Producers: Hrönn Kristinsdóttir, Sara Nassim, Piodor Gustafsson, Erik Rydell, Klaudia Smieja-Rostworowska and Jan Naszewski   Director: Valdimar Jóhannsson   Screenplay: Sjón and Valdimar Jóhannsson   Cast: Noomi Rapace, Hilmir Snær Gudnason, Björn Hlynur Haraldsson and Ingvar Sigurdsson   Distributor: A24 Films

Grade: B

If the recent Netflix film “The Starling” dealt with a couple’s reaction to the loss of a child with mawkish sentimentality, Valdimar Jóhannsson’s “Lamb” does so with unsettling surrealism.  Though it has horrific elements and doses of gallows humor, it’s basically a darkly fractured fairy-tale of obsessive parenthood, and a creepily effective one. 

It’s also a film that will work best if a viewer isn’t aware of its central conceit and is unprepared for the oddball premise.  So the reader should know that the following paragraphs contain spoilers one should avoid reading before seeing it.  Consider yourself warned. 

The film, co-writer by Jóhannsson and writer Sjón, it set in a remote area of Iceland, a gloomy, often foggy region where the skittish animals are frightened by some force they sense in the mountains.  There María (Noomi Rapace) and Ingvar (Hilmir Snær Gudnason) operate a sheep ranch.  They are a quiet, reserved couple nursing a deep sadness—the loss of their little daughter Ada. 

As they assist their ewes as they give birth, an oddity emerges—a newborn with a human body topped by a lamb’s head.  They effectively adopt the hybrid, naming it Ada and taking it into their home to raise as their own “little lamb,” much to the irritation its birth mother, which bleats outside their window until María takes matters into her own hands.

Another intrusion comes in the person of Pétur (Björn Hlynur Haraldsson), an erstwhile musician dumped in the wilderness by his buddies and forced to walk to the ranch.  At first it seems as though he might be a dangerous invader, but he’s actually Ingvar’s brother, warmly received by the couple.
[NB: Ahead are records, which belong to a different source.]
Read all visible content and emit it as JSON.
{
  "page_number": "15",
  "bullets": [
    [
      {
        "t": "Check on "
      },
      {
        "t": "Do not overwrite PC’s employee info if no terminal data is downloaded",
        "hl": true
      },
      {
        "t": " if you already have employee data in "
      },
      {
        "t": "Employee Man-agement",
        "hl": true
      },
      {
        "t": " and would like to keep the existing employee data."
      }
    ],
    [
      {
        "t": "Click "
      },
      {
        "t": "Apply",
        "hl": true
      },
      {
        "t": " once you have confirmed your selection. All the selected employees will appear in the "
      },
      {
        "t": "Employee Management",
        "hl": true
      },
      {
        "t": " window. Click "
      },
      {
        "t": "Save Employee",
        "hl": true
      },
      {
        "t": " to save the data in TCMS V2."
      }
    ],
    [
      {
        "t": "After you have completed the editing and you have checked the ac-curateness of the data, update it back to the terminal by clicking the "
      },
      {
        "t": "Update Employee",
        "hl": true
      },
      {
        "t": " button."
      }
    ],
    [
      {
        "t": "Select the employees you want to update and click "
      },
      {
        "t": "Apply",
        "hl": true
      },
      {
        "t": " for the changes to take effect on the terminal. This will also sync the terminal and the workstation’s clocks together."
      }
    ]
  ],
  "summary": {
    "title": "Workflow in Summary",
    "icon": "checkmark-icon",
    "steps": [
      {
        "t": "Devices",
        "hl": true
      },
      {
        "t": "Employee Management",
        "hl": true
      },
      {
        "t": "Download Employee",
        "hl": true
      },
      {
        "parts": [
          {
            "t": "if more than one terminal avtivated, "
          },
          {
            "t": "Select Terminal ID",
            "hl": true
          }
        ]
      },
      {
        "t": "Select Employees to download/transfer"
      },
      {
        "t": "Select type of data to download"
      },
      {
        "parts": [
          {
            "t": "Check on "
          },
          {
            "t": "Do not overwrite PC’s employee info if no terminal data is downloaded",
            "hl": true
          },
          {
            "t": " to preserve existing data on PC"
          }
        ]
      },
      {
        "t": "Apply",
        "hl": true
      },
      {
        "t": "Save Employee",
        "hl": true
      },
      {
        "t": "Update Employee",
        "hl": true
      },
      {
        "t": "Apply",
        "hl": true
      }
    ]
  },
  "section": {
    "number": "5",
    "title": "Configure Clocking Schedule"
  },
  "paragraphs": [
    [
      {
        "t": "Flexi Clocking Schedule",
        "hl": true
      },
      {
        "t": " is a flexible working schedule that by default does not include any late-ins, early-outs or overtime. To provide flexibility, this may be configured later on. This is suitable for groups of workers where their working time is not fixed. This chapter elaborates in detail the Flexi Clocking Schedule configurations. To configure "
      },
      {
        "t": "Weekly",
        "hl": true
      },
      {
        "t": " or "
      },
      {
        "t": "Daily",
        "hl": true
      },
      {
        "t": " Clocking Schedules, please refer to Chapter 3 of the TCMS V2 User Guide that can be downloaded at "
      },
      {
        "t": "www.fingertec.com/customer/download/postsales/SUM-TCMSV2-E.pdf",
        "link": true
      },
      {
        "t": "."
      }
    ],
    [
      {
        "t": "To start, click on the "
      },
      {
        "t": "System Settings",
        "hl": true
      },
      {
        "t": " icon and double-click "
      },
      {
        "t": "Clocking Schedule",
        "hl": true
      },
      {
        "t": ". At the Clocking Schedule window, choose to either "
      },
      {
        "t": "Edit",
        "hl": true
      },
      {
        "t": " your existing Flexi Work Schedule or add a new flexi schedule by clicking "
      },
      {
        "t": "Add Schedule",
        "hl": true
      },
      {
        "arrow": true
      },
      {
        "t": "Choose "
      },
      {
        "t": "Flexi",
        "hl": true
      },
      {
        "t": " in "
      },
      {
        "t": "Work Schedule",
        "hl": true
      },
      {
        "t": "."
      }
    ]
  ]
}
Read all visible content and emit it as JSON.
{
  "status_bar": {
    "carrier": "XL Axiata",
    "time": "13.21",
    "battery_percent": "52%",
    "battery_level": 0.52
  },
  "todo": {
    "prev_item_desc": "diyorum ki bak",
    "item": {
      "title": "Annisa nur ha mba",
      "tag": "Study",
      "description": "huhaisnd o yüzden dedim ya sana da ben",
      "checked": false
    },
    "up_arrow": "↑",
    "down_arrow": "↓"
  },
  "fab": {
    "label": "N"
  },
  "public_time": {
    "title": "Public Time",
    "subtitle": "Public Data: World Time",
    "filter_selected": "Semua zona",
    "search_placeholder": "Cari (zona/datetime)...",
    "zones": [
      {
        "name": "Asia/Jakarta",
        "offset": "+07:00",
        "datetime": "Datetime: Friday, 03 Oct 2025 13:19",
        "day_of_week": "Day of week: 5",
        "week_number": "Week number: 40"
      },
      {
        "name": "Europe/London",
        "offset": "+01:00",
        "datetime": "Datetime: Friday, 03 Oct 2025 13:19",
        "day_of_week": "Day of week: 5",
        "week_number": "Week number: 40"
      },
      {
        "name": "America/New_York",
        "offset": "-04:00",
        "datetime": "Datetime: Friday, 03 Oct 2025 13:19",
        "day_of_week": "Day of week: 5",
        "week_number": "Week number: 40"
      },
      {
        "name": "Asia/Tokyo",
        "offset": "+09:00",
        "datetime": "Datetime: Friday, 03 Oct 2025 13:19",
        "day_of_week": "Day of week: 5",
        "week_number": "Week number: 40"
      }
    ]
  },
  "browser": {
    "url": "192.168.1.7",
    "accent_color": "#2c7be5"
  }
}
Initially horrified by their doting on this strange creature, he’s gradually converted to their point of view, taking on the persona of Ada’s loving uncle.

All does not remain well, however.  The threat from the nearby mountains, which their loyal dog tries to warn them about, suddenly shatters the couple’s ostensibly idyllic existence.

“Lamb” requires you to swallow its weird premise—and its ultimate “explanation”—without demur, never bothering to attempt to tie everything together in a logical package.  It also demands a good deal of patience, waiting until more than a half-hour has passed before revealing its secret and then proceeding at a measured pace while leaving room for digressions that, like the ranch’s run-down tractor, sometimes don’t go anywhere.  A suggestion that Pétur is coming on to María, for instance, is dropped before it even gets started, and a long sequence of the “family” watching TV is like a divertissement.

But Jóhannsson and editor Agnieszka Glinska use the time to build a moody, vaguely menacing atmosphere that keeps one on edge.  Their collaborators play a significant role in this.  The spare production design by Snorri Freyr Hilmarsson adds to the feeling of isolation that the locations so effectively captured by cinematographer Eli Arenson naturally convey, and Margrét Einarsdóttir’s costumes enhance the ambience.  Equally important are the sound design credited to Ingvar Lunderg and Björn Viktorsson and the score by Thórarinn Gudnason, which make what one hears as unsettling as the visuals.

The small ensemble cast fit themselves seamlessly into the peculiar narrative.  Rapace and Gudnason project an air of quiet normalcy even as María and Ingvar choose to take a strange path, while Haraldsson is more extroverted and blustery, but with a sensitive side.  The fourth major character, Ada, is a mixture of child actor, puppetry and CGI, and not always ideally convincing, but here and elsewhere in the film visual effects supervisors Peter Hjorth and Fredrik Nord do a commendable job with what were probably modest means.  One also has to applaud the work of the animal wranglers.

The pervasive strangeness of “Lamb” takes some getting used to, but it joins the ranks of modern horror movies willing to take risks and embrace something different from the usual slice-and-dice formula.  And it stays with you.